In March, this could be written off as a blip. In late-June, it looks more like an unmistakeable trend: according to preliminary, year-over-year data shared by a major label source, song download sales are down by roughly 3 percent in the US.
These are year-to-date, cumulative stats, which means 2013 is likely to be the first year — ever — that paid downloads have decreased. At this rate, here’s what things will look like by Christmas.
The dropoff is likely to be reflected in an upcoming, first-half report issued by Nielsen Soundscan, according to the source. That report, expected in about two or three weeks, will likely show a download decline of “nearly 3 percent.” “If [Nielsen] says it’s less than 2 [percent], they’re fudging,” the executive told Digital Music News. “Maybe things go back up in Q4, but [downloads are] almost certainly going to be down for the year.”
The executive also noted that digital album sales remain up ‘in the healthy single digits’. But digital albums are still a small part of the action, and sagging CDs will continue to drag the overall album result.
Then, of course, there’s this: Spotify is now expected to surpass 7 million paying subscribers (worldwide) any day now.
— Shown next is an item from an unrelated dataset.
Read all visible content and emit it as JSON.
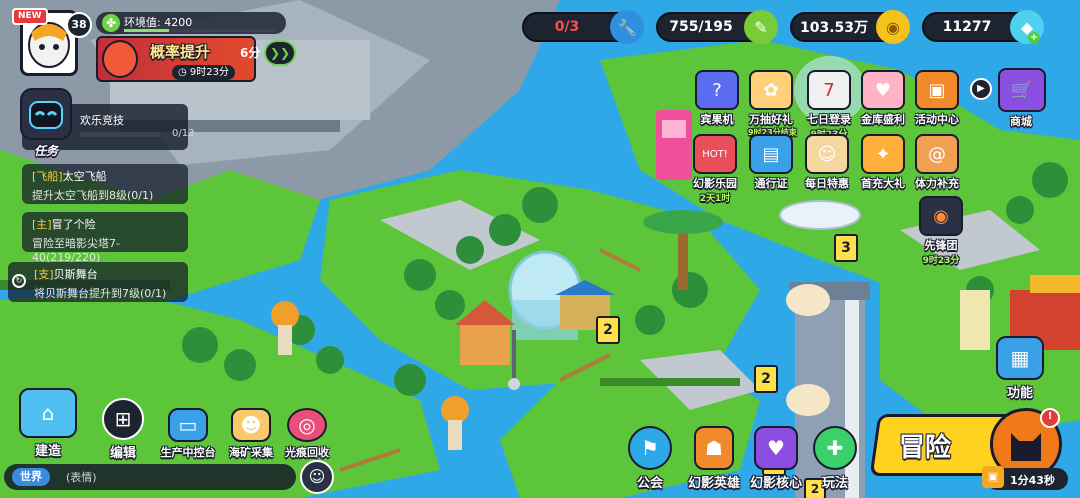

That, alongside continued climbs at YouTube, Deezer, and even Muve Music, is painting a pretty clear streaming cannibalization picture.
Written while listening to the chill dubstep sounds of Martyn.